Course project, Human-computer Interaction, 2007
Additional team members: Petcharat Viriyakattiyaporn, Michael Welsman, Kai Xu, Susana Zoghbi
This was a team project in the graduate HCI course at UBC. It involved research, design, and evaluation of an interface for improved interaction with Automated Teller Machines (ATMs).
Key skills used
- Persona creation
- Requirements definition
- Paper prototyping
- Interactive prototyping
- Cognitive walkthrough
- Qualitative user study
Problem and design approach (from project report)
There have been dramatic changes in the banking industry in recent decades. Automated Teller Machines (ATMs) have superseded human tellers for many banking tasks. Many users prefer ATMs to human tellers, but ATMs can sometimes be slow since they enforce a simple, linear use flow. For users who want to complete many transactions, this means spending several minutes at an ATM. Whether they have a long line behind them, in front of them, or are simply alone late at night, time spent at an ATM is something most users would rather avoid. Online banking (OLB) has made it possible to do many kinds of transactions at home, avoiding this problem, but users must still go to an ATM if they wish to withdraw physical cash or deposit cash or cheques.
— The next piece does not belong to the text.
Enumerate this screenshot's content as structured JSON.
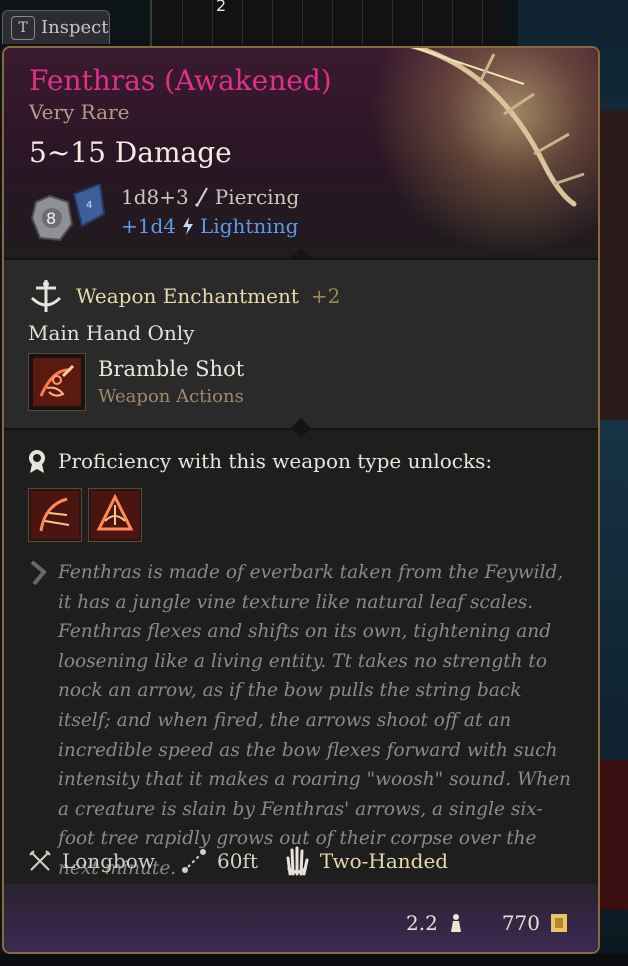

Our system proposes a new macro transaction feature that allows users to shift more of their banking time from ATMs to online banking. Users can pre-define sets of multiple transactions from a flexible web-based interface. These become available at the ATM and require only authentication and confirmation rather than a long string of sequential operations. This cuts down on undesirable ATM interaction time considerably, improving user experience. Furthermore, our system will increase ATM throughput, reducing wait times in ATM queues and perhaps reducing the number of ATM machines that banks must deploy.
As we are designing a banking system that can be used to perform a number of standard transactions, we must take a wide variety of users into account. Most of these users want their banking systems to be simple and intuitive. It is safest to design for a novice rather than an expert user, although advanced functions can be beneficial if they do not overly complicate the system. We should also keep in mind the fact that most potential users have an existing mental model of how various banking operations work based on current ATM interfaces.
The capture the diversity of our user population, we created three imaginary users with different goals, levels of sophistication, and disabilities. The first is Edmond, an elderly man who prefers to do banking in person and deals with large numbers of cheques. Edmond requires a system that is simple and easy to use. Next is Jen, a young manager at an IT company, who has a higher expertise and would like her banking interfaces to be fast and powerful. Finally, Mary is an intermediate user with standard needs. We have developed tasks for these three users.
For the purposes of this project we are assuming that we would be unencumbered by most technological concerns. Our system is designed to be deployed on a new generation of ATM which will be standardized, will have flexible and fast connections to back-end databases, and will have new features such as high-resolution touch screen displays and biometric identification. For the OLB piece of our project we are assuming that our system will run on a standard home computer with a standard web browser and internet connection. Identical or similar web applications could be accessed through web-enabled devices such as cellular phones, but dealing with small screen displays and other compatibility issues is out of scope for this project.
Interactive Lo-Fidelity Prototype
Final Medium-Fidelty Prototype